Looking at the possible swing states for the general election (Colorado, Florida, Indiana, Iowa, Nevada, New Hampshire, North Carolina, Ohio and Virginia) just over two in five Americans in these nine states (42%) give the President positive ratings while 58% give him negative marks.
By political party and ideology, just 7% of Republicans and 14% of Conservatives give President Obama positive ratings. Among Independents two-thirds (67%) give him negative ratings but just over half of Moderates (54%) feel the same. Among the President's party, three-quarters of Democrats (75%) give President Obama positive ratings and one-quarter (25%) give him negative ratings. Among liberals, two-thirds (67%) give the President positive marks and 33% give him negative ratings.
Direction of the Country and Most Important Issue
Another thing that has stayed the same from last month is the direction Americans think the country is going. Again this month over one-third of U.S. adults (34%) say things are going in the right direction while two-thirds (66%) say things are going off on the wrong track.
When it comes to the two most important issues for the government to address, it's almost all about the economy in some way. Over one-third of Americans (36%) believe the government needs to address employment and jobs while three in ten (30%) say it is the economy in general. One in five U.S. adults (21%) say the government should address healthcare while 12% say they need to deal with gas and oil prices and 11% say the issue is the budget deficit and national debt.

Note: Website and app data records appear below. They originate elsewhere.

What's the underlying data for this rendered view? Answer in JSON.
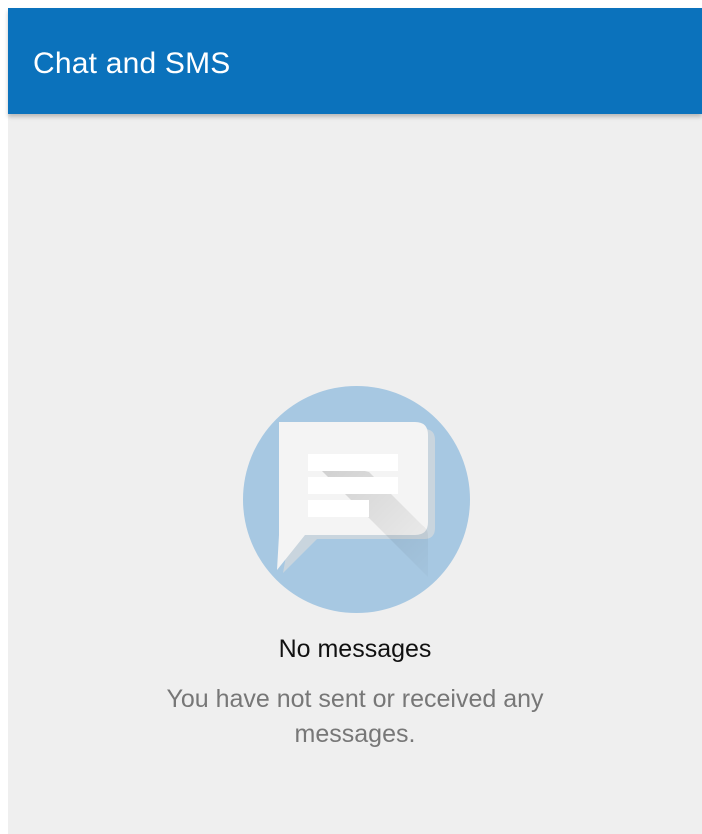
{
  "header": {
    "title": "Chat and SMS"
  },
  "empty_state": {
    "icon": "chat-bubble-icon",
    "title": "No messages",
    "subtitle": "You have not sent or received any messages."
  },
  "colors": {
    "app_bar": "#0b72bc",
    "background": "#efefef",
    "icon_circle": "#a7c8e2",
    "bubble": "#f4f4f4",
    "title_text": "#111111",
    "subtitle_text": "#777777"
  }
}
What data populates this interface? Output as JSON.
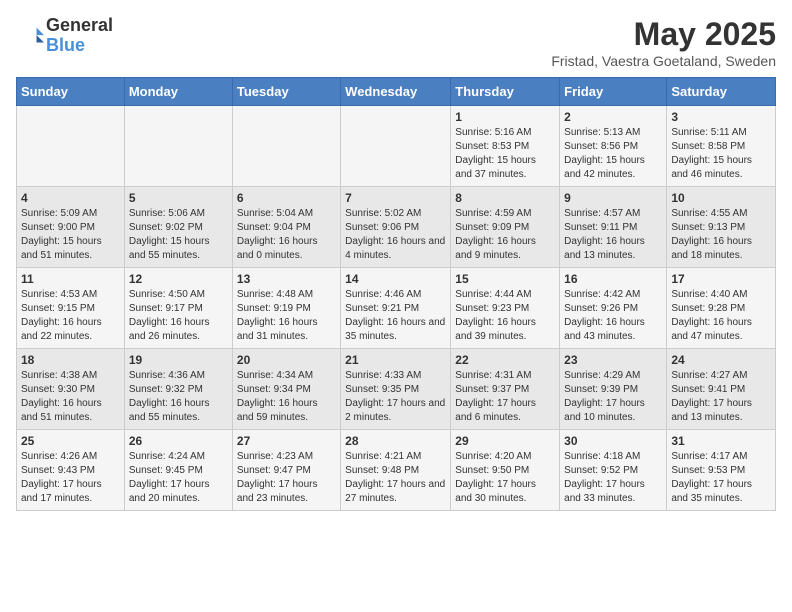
{
  "header": {
    "logo_line1": "General",
    "logo_line2": "Blue",
    "month_title": "May 2025",
    "location": "Fristad, Vaestra Goetaland, Sweden"
  },
  "days_of_week": [
    "Sunday",
    "Monday",
    "Tuesday",
    "Wednesday",
    "Thursday",
    "Friday",
    "Saturday"
  ],
  "weeks": [
    [
      {
        "day": "",
        "info": ""
      },
      {
        "day": "",
        "info": ""
      },
      {
        "day": "",
        "info": ""
      },
      {
        "day": "",
        "info": ""
      },
      {
        "day": "1",
        "info": "Sunrise: 5:16 AM\nSunset: 8:53 PM\nDaylight: 15 hours\nand 37 minutes."
      },
      {
        "day": "2",
        "info": "Sunrise: 5:13 AM\nSunset: 8:56 PM\nDaylight: 15 hours\nand 42 minutes."
      },
      {
        "day": "3",
        "info": "Sunrise: 5:11 AM\nSunset: 8:58 PM\nDaylight: 15 hours\nand 46 minutes."
      }
    ],
    [
      {
        "day": "4",
        "info": "Sunrise: 5:09 AM\nSunset: 9:00 PM\nDaylight: 15 hours\nand 51 minutes."
      },
      {
        "day": "5",
        "info": "Sunrise: 5:06 AM\nSunset: 9:02 PM\nDaylight: 15 hours\nand 55 minutes."
      },
      {
        "day": "6",
        "info": "Sunrise: 5:04 AM\nSunset: 9:04 PM\nDaylight: 16 hours\nand 0 minutes."
      },
      {
        "day": "7",
        "info": "Sunrise: 5:02 AM\nSunset: 9:06 PM\nDaylight: 16 hours\nand 4 minutes."
      },
      {
        "day": "8",
        "info": "Sunrise: 4:59 AM\nSunset: 9:09 PM\nDaylight: 16 hours\nand 9 minutes."
      },
      {
        "day": "9",
        "info": "Sunrise: 4:57 AM\nSunset: 9:11 PM\nDaylight: 16 hours\nand 13 minutes."
      },
      {
        "day": "10",
        "info": "Sunrise: 4:55 AM\nSunset: 9:13 PM\nDaylight: 16 hours\nand 18 minutes."
      }
    ],
    [
      {
        "day": "11",
        "info": "Sunrise: 4:53 AM\nSunset: 9:15 PM\nDaylight: 16 hours\nand 22 minutes."
      },
      {
        "day": "12",
        "info": "Sunrise: 4:50 AM\nSunset: 9:17 PM\nDaylight: 16 hours\nand 26 minutes."
      },
      {
        "day": "13",
        "info": "Sunrise: 4:48 AM\nSunset: 9:19 PM\nDaylight: 16 hours\nand 31 minutes."
      },
      {
        "day": "14",
        "info": "Sunrise: 4:46 AM\nSunset: 9:21 PM\nDaylight: 16 hours\nand 35 minutes."
      },
      {
        "day": "15",
        "info": "Sunrise: 4:44 AM\nSunset: 9:23 PM\nDaylight: 16 hours\nand 39 minutes."
      },
      {
        "day": "16",
        "info": "Sunrise: 4:42 AM\nSunset: 9:26 PM\nDaylight: 16 hours\nand 43 minutes."
      },
      {
        "day": "17",
        "info": "Sunrise: 4:40 AM\nSunset: 9:28 PM\nDaylight: 16 hours\nand 47 minutes."
      }
    ],
    [
      {
        "day": "18",
        "info": "Sunrise: 4:38 AM\nSunset: 9:30 PM\nDaylight: 16 hours\nand 51 minutes."
      },
      {
        "day": "19",
        "info": "Sunrise: 4:36 AM\nSunset: 9:32 PM\nDaylight: 16 hours\nand 55 minutes."
      },
      {
        "day": "20",
        "info": "Sunrise: 4:34 AM\nSunset: 9:34 PM\nDaylight: 16 hours\nand 59 minutes."
      },
      {
        "day": "21",
        "info": "Sunrise: 4:33 AM\nSunset: 9:35 PM\nDaylight: 17 hours\nand 2 minutes."
      },
      {
        "day": "22",
        "info": "Sunrise: 4:31 AM\nSunset: 9:37 PM\nDaylight: 17 hours\nand 6 minutes."
      },
      {
        "day": "23",
        "info": "Sunrise: 4:29 AM\nSunset: 9:39 PM\nDaylight: 17 hours\nand 10 minutes."
      },
      {
        "day": "24",
        "info": "Sunrise: 4:27 AM\nSunset: 9:41 PM\nDaylight: 17 hours\nand 13 minutes."
      }
    ],
    [
      {
        "day": "25",
        "info": "Sunrise: 4:26 AM\nSunset: 9:43 PM\nDaylight: 17 hours\nand 17 minutes."
      },
      {
        "day": "26",
        "info": "Sunrise: 4:24 AM\nSunset: 9:45 PM\nDaylight: 17 hours\nand 20 minutes."
      },
      {
        "day": "27",
        "info": "Sunrise: 4:23 AM\nSunset: 9:47 PM\nDaylight: 17 hours\nand 23 minutes."
      },
      {
        "day": "28",
        "info": "Sunrise: 4:21 AM\nSunset: 9:48 PM\nDaylight: 17 hours\nand 27 minutes."
      },
      {
        "day": "29",
        "info": "Sunrise: 4:20 AM\nSunset: 9:50 PM\nDaylight: 17 hours\nand 30 minutes."
      },
      {
        "day": "30",
        "info": "Sunrise: 4:18 AM\nSunset: 9:52 PM\nDaylight: 17 hours\nand 33 minutes."
      },
      {
        "day": "31",
        "info": "Sunrise: 4:17 AM\nSunset: 9:53 PM\nDaylight: 17 hours\nand 35 minutes."
      }
    ]
  ]
}
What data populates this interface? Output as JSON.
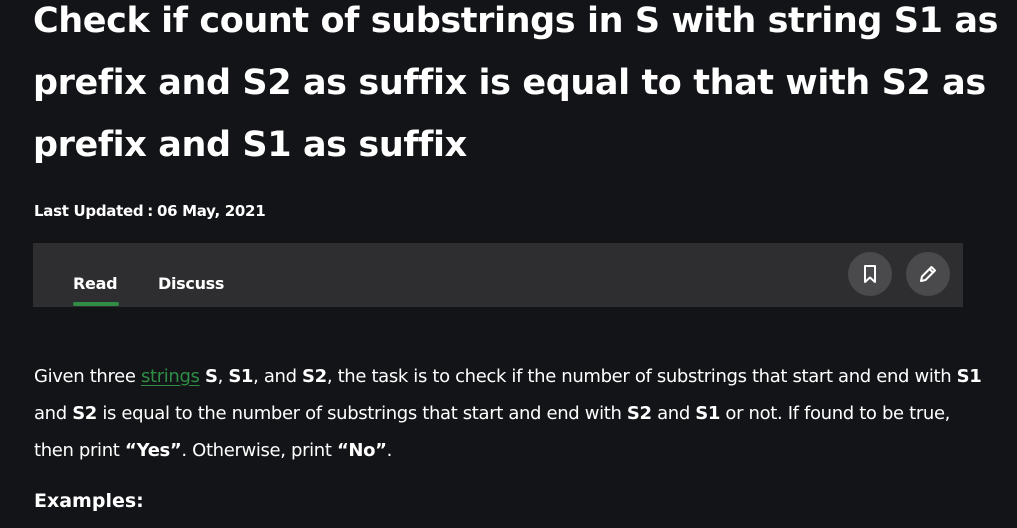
{
  "article": {
    "title": "Check if count of substrings in S with string S1 as prefix and S2 as suffix is equal to that with S2 as prefix and S1 as suffix",
    "last_updated_label": "Last Updated",
    "last_updated_sep": ":",
    "last_updated_date": "06 May, 2021"
  },
  "tabs": {
    "read": "Read",
    "discuss": "Discuss",
    "active": "Read"
  },
  "toolbar": {
    "bookmark_icon": "bookmark-icon",
    "edit_icon": "pencil-icon"
  },
  "content": {
    "p1": "Given three ",
    "link": "strings",
    "p2": " ",
    "b1": "S",
    "p3": ", ",
    "b2": "S1",
    "p4": ", and ",
    "b3": "S2",
    "p5": ", the task is to check if the number of substrings that start and end with ",
    "b4": "S1",
    "p6": " and ",
    "b5": "S2",
    "p7": " is equal to the number of substrings that start and end with ",
    "b6": "S2",
    "p8": " and ",
    "b7": "S1",
    "p9": " or not. If found to be true, then print ",
    "b8": "“Yes”",
    "p10": ". Otherwise, print ",
    "b9": "“No”",
    "p11": ".",
    "examples_heading": "Examples:"
  },
  "colors": {
    "background": "#131417",
    "tabbar": "#2e2e30",
    "accent_green": "#2f8d46",
    "icon_button": "#4a4a4c",
    "text": "#ffffff"
  }
}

President Obama's re-election chances
Status quo seems to be a theme this month for President Obama. If the election for president were to be held today, it is close with 45% of Americans likely to vote for him, 49% unlikely to vote for him and 7% who are not at all sure. Last month, 48% of U.S. adults said they would be unlikely to vote to re-elect the President and 45% said they would be likely to do so. Looking at this by party, nine in ten Republicans (89%) and half of Independents (52%) would be unlikely to vote for him, while four in five Democrats (80%) would be likely to do so. In the likely 2012 swing states, 49% say they would be unlikely to vote for the President while 44% say they would be likely to vote for him.
When it comes to what Americans think will happen on Election Day, the numbers are moving and they are moving in the President's direction. Last month, over two in five Americans (46%) thought President Obama would be re-elected while 37% thought he would not be re-elected. This month, half (50%) of U.S. adults now believe he will be re-elected while 32% say that he will not be and 18% are not at all sure.
As the Republicans head into more primaries with a presumptive nominee but a battle to prove it, President Obama is on the sidelines and mostly free from their attacks. That seemed to help him last month and has at least allowed him to stay steady this month. But, as the overall economy ever so slowly inches back, the President now has to deal with rising gas prices putting a new crimp on people's wallets. If these high prices linger, the thoughts of a recovery may start to fade.